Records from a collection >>
------------------------------------------------

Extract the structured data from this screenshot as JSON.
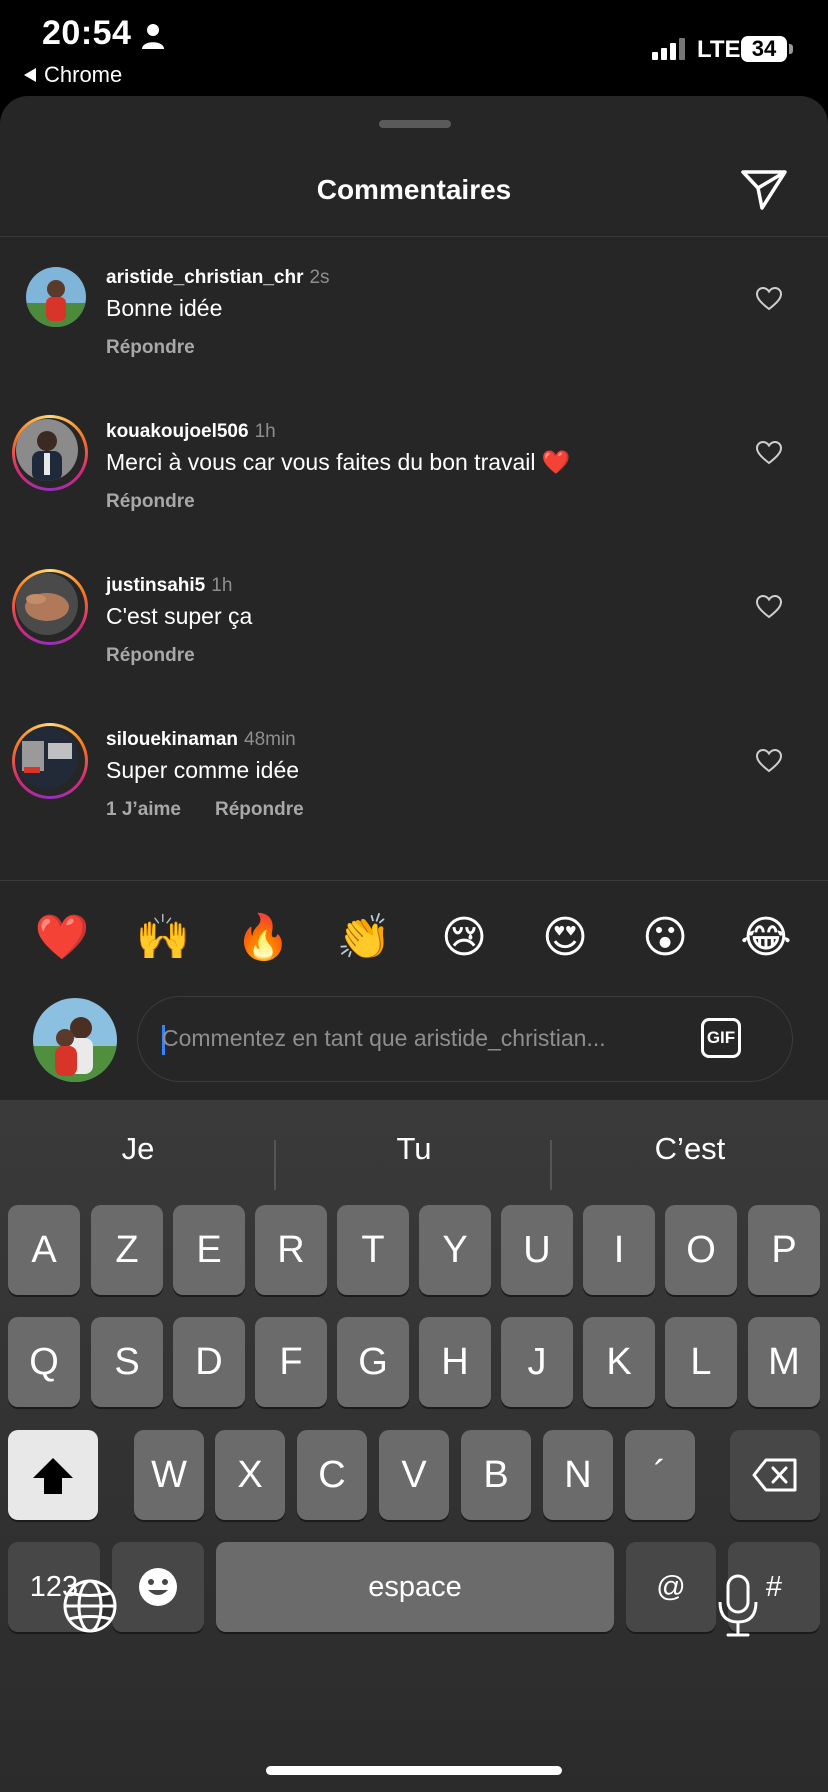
{
  "status": {
    "time": "20:54",
    "back_app": "Chrome",
    "network": "LTE",
    "battery": "34"
  },
  "sheet": {
    "title": "Commentaires"
  },
  "comments": [
    {
      "username": "aristide_christian_chr",
      "ago": "2s",
      "text": "Bonne idée",
      "likes": "",
      "reply": "Répondre"
    },
    {
      "username": "kouakoujoel506",
      "ago": "1h",
      "text": "Merci à vous car vous faites du bon travail ❤️",
      "likes": "",
      "reply": "Répondre"
    },
    {
      "username": "justinsahi5",
      "ago": "1h",
      "text": "C'est super ça",
      "likes": "",
      "reply": "Répondre"
    },
    {
      "username": "silouekinaman",
      "ago": "48min",
      "text": "Super comme idée",
      "likes": "1 J’aime",
      "reply": "Répondre"
    }
  ],
  "emojis": [
    "❤️",
    "🙌",
    "🔥",
    "👏",
    "😢",
    "😍",
    "😮",
    "😂"
  ],
  "composer": {
    "placeholder": "Commentez en tant que aristide_christian...",
    "gif": "GIF"
  },
  "keyboard": {
    "suggestions": [
      "Je",
      "Tu",
      "C’est"
    ],
    "row1": [
      "A",
      "Z",
      "E",
      "R",
      "T",
      "Y",
      "U",
      "I",
      "O",
      "P"
    ],
    "row2": [
      "Q",
      "S",
      "D",
      "F",
      "G",
      "H",
      "J",
      "K",
      "L",
      "M"
    ],
    "row3": [
      "W",
      "X",
      "C",
      "V",
      "B",
      "N",
      "´"
    ],
    "numbers": "123",
    "space": "espace",
    "at": "@",
    "hash": "#"
  }
}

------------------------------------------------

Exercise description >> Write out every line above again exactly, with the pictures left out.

Solution to this problem >>
Extract the structured data from this screenshot as JSON.
{
  "status": {
    "time": "20:54",
    "back_app": "Chrome",
    "network": "LTE",
    "battery": "34"
  },
  "sheet": {
    "title": "Commentaires"
  },
  "comments": [
    {
      "username": "aristide_christian_chr",
      "ago": "2s",
      "text": "Bonne idée",
      "likes": "",
      "reply": "Répondre"
    },
    {
      "username": "kouakoujoel506",
      "ago": "1h",
      "text": "Merci à vous car vous faites du bon travail ❤️",
      "likes": "",
      "reply": "Répondre"
    },
    {
      "username": "justinsahi5",
      "ago": "1h",
      "text": "C'est super ça",
      "likes": "",
      "reply": "Répondre"
    },
    {
      "username": "silouekinaman",
      "ago": "48min",
      "text": "Super comme idée",
      "likes": "1 J’aime",
      "reply": "Répondre"
    }
  ],
  "emojis": [
    "❤️",
    "🙌",
    "🔥",
    "👏",
    "😢",
    "😍",
    "😮",
    "😂"
  ],
  "composer": {
    "placeholder": "Commentez en tant que aristide_christian...",
    "gif": "GIF"
  },
  "keyboard": {
    "suggestions": [
      "Je",
      "Tu",
      "C’est"
    ],
    "row1": [
      "A",
      "Z",
      "E",
      "R",
      "T",
      "Y",
      "U",
      "I",
      "O",
      "P"
    ],
    "row2": [
      "Q",
      "S",
      "D",
      "F",
      "G",
      "H",
      "J",
      "K",
      "L",
      "M"
    ],
    "row3": [
      "W",
      "X",
      "C",
      "V",
      "B",
      "N",
      "´"
    ],
    "numbers": "123",
    "space": "espace",
    "at": "@",
    "hash": "#"
  }
}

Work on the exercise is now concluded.